EXCERPTED DATA Block Start
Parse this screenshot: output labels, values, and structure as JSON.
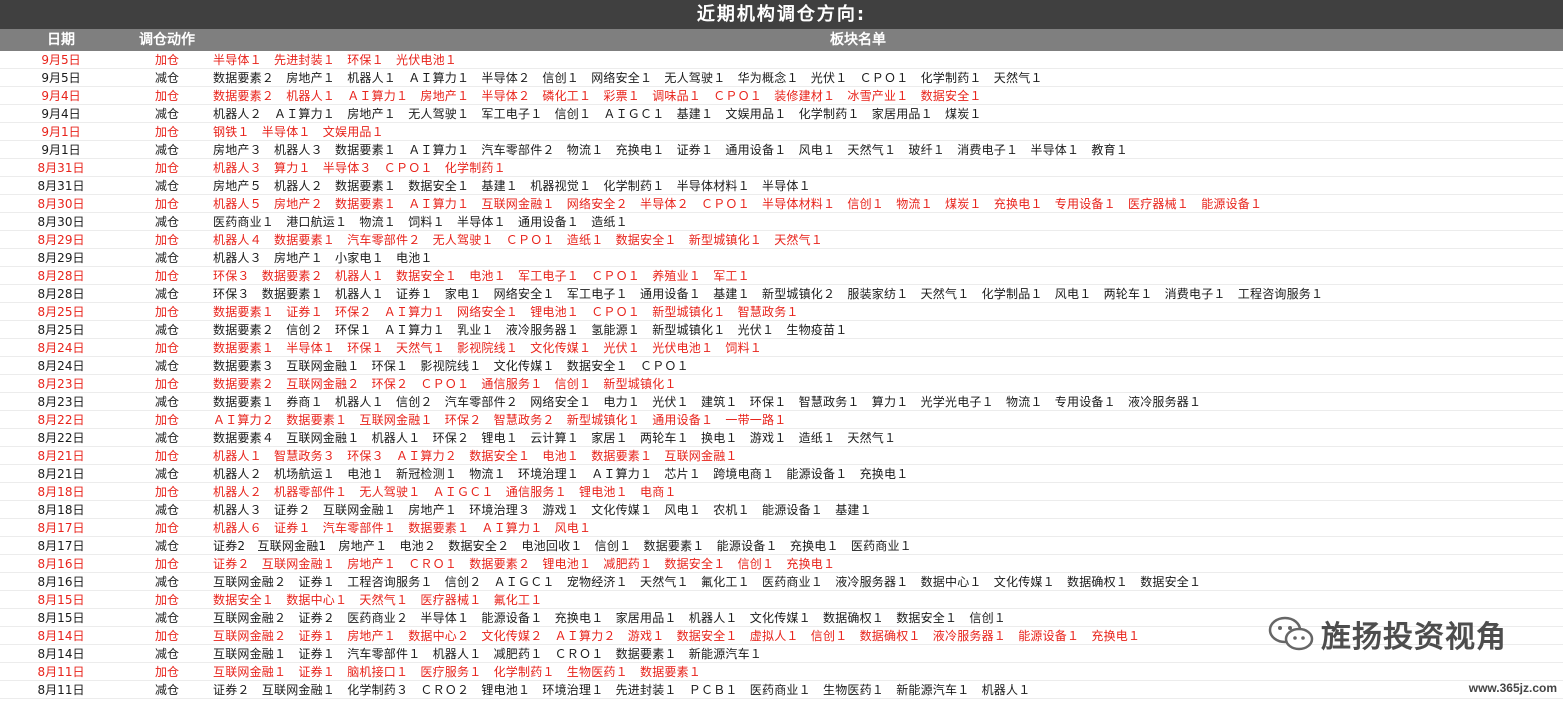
{
  "title": "近期机构调仓方向:",
  "header": {
    "date": "日期",
    "action": "调仓动作",
    "list": "板块名单"
  },
  "rows": [
    {
      "date": "9月5日",
      "action": "加仓",
      "list": "半导体１　先进封装１　环保１　光伏电池１",
      "color": "red"
    },
    {
      "date": "9月5日",
      "action": "减仓",
      "list": "数据要素２　房地产１　机器人１　ＡＩ算力１　半导体２　信创１　网络安全１　无人驾驶１　华为概念１　光伏１　ＣＰＯ１　化学制药１　天然气１",
      "color": "black"
    },
    {
      "date": "9月4日",
      "action": "加仓",
      "list": "数据要素２　机器人１　ＡＩ算力１　房地产１　半导体２　磷化工１　彩票１　调味品１　ＣＰＯ１　装修建材１　冰雪产业１　数据安全１",
      "color": "red"
    },
    {
      "date": "9月4日",
      "action": "减仓",
      "list": "机器人２　ＡＩ算力１　房地产１　无人驾驶１　军工电子１　信创１　ＡＩＧＣ１　基建１　文娱用品１　化学制药１　家居用品１　煤炭１",
      "color": "black"
    },
    {
      "date": "9月1日",
      "action": "加仓",
      "list": "钢铁１　半导体１　文娱用品１",
      "color": "red"
    },
    {
      "date": "9月1日",
      "action": "减仓",
      "list": "房地产３　机器人３　数据要素１　ＡＩ算力１　汽车零部件２　物流１　充换电１　证券１　通用设备１　风电１　天然气１　玻纤１　消费电子１　半导体１　教育１",
      "color": "black"
    },
    {
      "date": "8月31日",
      "action": "加仓",
      "list": "机器人３　算力１　半导体３　ＣＰＯ１　化学制药１",
      "color": "red"
    },
    {
      "date": "8月31日",
      "action": "减仓",
      "list": "房地产５　机器人２　数据要素１　数据安全１　基建１　机器视觉１　化学制药１　半导体材料１　半导体１",
      "color": "black"
    },
    {
      "date": "8月30日",
      "action": "加仓",
      "list": "机器人５　房地产２　数据要素１　ＡＩ算力１　互联网金融１　网络安全２　半导体２　ＣＰＯ１　半导体材料１　信创１　物流１　煤炭１　充换电１　专用设备１　医疗器械１　能源设备１",
      "color": "red"
    },
    {
      "date": "8月30日",
      "action": "减仓",
      "list": "医药商业１　港口航运１　物流１　饲料１　半导体１　通用设备１　造纸１",
      "color": "black"
    },
    {
      "date": "8月29日",
      "action": "加仓",
      "list": "机器人４　数据要素１　汽车零部件２　无人驾驶１　ＣＰＯ１　造纸１　数据安全１　新型城镇化１　天然气１",
      "color": "red"
    },
    {
      "date": "8月29日",
      "action": "减仓",
      "list": "机器人３　房地产１　小家电１　电池１",
      "color": "black"
    },
    {
      "date": "8月28日",
      "action": "加仓",
      "list": "环保３　数据要素２　机器人１　数据安全１　电池１　军工电子１　ＣＰＯ１　养殖业１　军工１",
      "color": "red"
    },
    {
      "date": "8月28日",
      "action": "减仓",
      "list": "环保３　数据要素１　机器人１　证券１　家电１　网络安全１　军工电子１　通用设备１　基建１　新型城镇化２　服装家纺１　天然气１　化学制品１　风电１　两轮车１　消费电子１　工程咨询服务１",
      "color": "black"
    },
    {
      "date": "8月25日",
      "action": "加仓",
      "list": "数据要素１　证券１　环保２　ＡＩ算力１　网络安全１　锂电池１　ＣＰＯ１　新型城镇化１　智慧政务１",
      "color": "red"
    },
    {
      "date": "8月25日",
      "action": "减仓",
      "list": "数据要素２　信创２　环保１　ＡＩ算力１　乳业１　液冷服务器１　氢能源１　新型城镇化１　光伏１　生物疫苗１",
      "color": "black"
    },
    {
      "date": "8月24日",
      "action": "加仓",
      "list": "数据要素１　半导体１　环保１　天然气１　影视院线１　文化传媒１　光伏１　光伏电池１　饲料１",
      "color": "red"
    },
    {
      "date": "8月24日",
      "action": "减仓",
      "list": "数据要素３　互联网金融１　环保１　影视院线１　文化传媒１　数据安全１　ＣＰＯ１",
      "color": "black"
    },
    {
      "date": "8月23日",
      "action": "加仓",
      "list": "数据要素２　互联网金融２　环保２　ＣＰＯ１　通信服务１　信创１　新型城镇化１",
      "color": "red"
    },
    {
      "date": "8月23日",
      "action": "减仓",
      "list": "数据要素１　券商１　机器人１　信创２　汽车零部件２　网络安全１　电力１　光伏１　建筑１　环保１　智慧政务１　算力１　光学光电子１　物流１　专用设备１　液冷服务器１",
      "color": "black"
    },
    {
      "date": "8月22日",
      "action": "加仓",
      "list": "ＡＩ算力２　数据要素１　互联网金融１　环保２　智慧政务２　新型城镇化１　通用设备１　一带一路１",
      "color": "red"
    },
    {
      "date": "8月22日",
      "action": "减仓",
      "list": "数据要素４　互联网金融１　机器人１　环保２　锂电１　云计算１　家居１　两轮车１　换电１　游戏１　造纸１　天然气１",
      "color": "black"
    },
    {
      "date": "8月21日",
      "action": "加仓",
      "list": "机器人１　智慧政务３　环保３　ＡＩ算力２　数据安全１　电池１　数据要素１　互联网金融１",
      "color": "red"
    },
    {
      "date": "8月21日",
      "action": "减仓",
      "list": "机器人２　机场航运１　电池１　新冠检测１　物流１　环境治理１　ＡＩ算力１　芯片１　跨境电商１　能源设备１　充换电１",
      "color": "black"
    },
    {
      "date": "8月18日",
      "action": "加仓",
      "list": "机器人２　机器零部件１　无人驾驶１　ＡＩＧＣ１　通信服务１　锂电池１　电商１",
      "color": "red"
    },
    {
      "date": "8月18日",
      "action": "减仓",
      "list": "机器人３　证券２　互联网金融１　房地产１　环境治理３　游戏１　文化传媒１　风电１　农机１　能源设备１　基建１",
      "color": "black"
    },
    {
      "date": "8月17日",
      "action": "加仓",
      "list": "机器人６　证券１　汽车零部件１　数据要素１　ＡＩ算力１　风电１",
      "color": "red"
    },
    {
      "date": "8月17日",
      "action": "减仓",
      "list": "证券2　互联网金融1　房地产１　电池２　数据安全２　电池回收１　信创１　数据要素１　能源设备１　充换电１　医药商业１",
      "color": "black"
    },
    {
      "date": "8月16日",
      "action": "加仓",
      "list": "证券２　互联网金融１　房地产１　ＣＲＯ１　数据要素２　锂电池１　减肥药１　数据安全１　信创１　充换电１",
      "color": "red"
    },
    {
      "date": "8月16日",
      "action": "减仓",
      "list": "互联网金融２　证券１　工程咨询服务１　信创２　ＡＩＧＣ１　宠物经济１　天然气１　氟化工１　医药商业１　液冷服务器１　数据中心１　文化传媒１　数据确权１　数据安全１",
      "color": "black"
    },
    {
      "date": "8月15日",
      "action": "加仓",
      "list": "数据安全１　数据中心１　天然气１　医疗器械１　氟化工１",
      "color": "red"
    },
    {
      "date": "8月15日",
      "action": "减仓",
      "list": "互联网金融２　证券２　医药商业２　半导体１　能源设备１　充换电１　家居用品１　机器人１　文化传媒１　数据确权１　数据安全１　信创１",
      "color": "black"
    },
    {
      "date": "8月14日",
      "action": "加仓",
      "list": "互联网金融２　证券１　房地产１　数据中心２　文化传媒２　ＡＩ算力２　游戏１　数据安全１　虚拟人１　信创１　数据确权１　液冷服务器１　能源设备１　充换电１",
      "color": "red"
    },
    {
      "date": "8月14日",
      "action": "减仓",
      "list": "互联网金融１　证券１　汽车零部件１　机器人１　减肥药１　ＣＲＯ１　数据要素１　新能源汽车１",
      "color": "black"
    },
    {
      "date": "8月11日",
      "action": "加仓",
      "list": "互联网金融１　证券１　脑机接口１　医疗服务１　化学制药１　生物医药１　数据要素１",
      "color": "red"
    },
    {
      "date": "8月11日",
      "action": "减仓",
      "list": "证券２　互联网金融１　化学制药３　ＣＲＯ２　锂电池１　环境治理１　先进封装１　ＰＣＢ１　医药商业１　生物医药１　新能源汽车１　机器人１",
      "color": "black"
    }
  ],
  "watermark": {
    "text": "旌扬投资视角",
    "icon": "wechat-icon",
    "site": "www.365jz.com"
  }
}
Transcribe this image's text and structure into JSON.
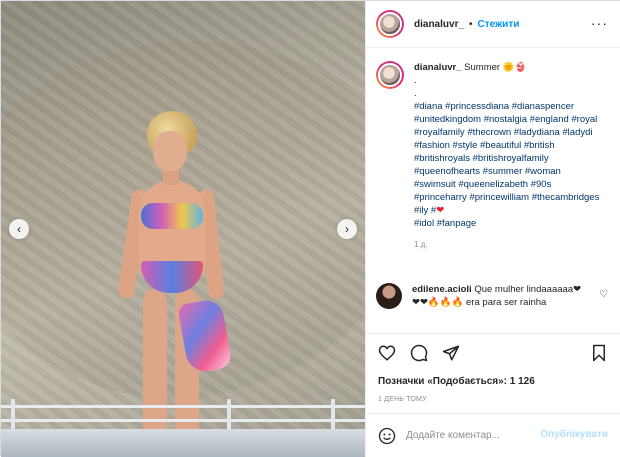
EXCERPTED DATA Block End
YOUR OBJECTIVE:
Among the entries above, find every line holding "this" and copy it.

COMPLETED TASK:
Parse this screenshot: output labels, values, and structure as JSON.
Transcribe this image's text and structure into JSON.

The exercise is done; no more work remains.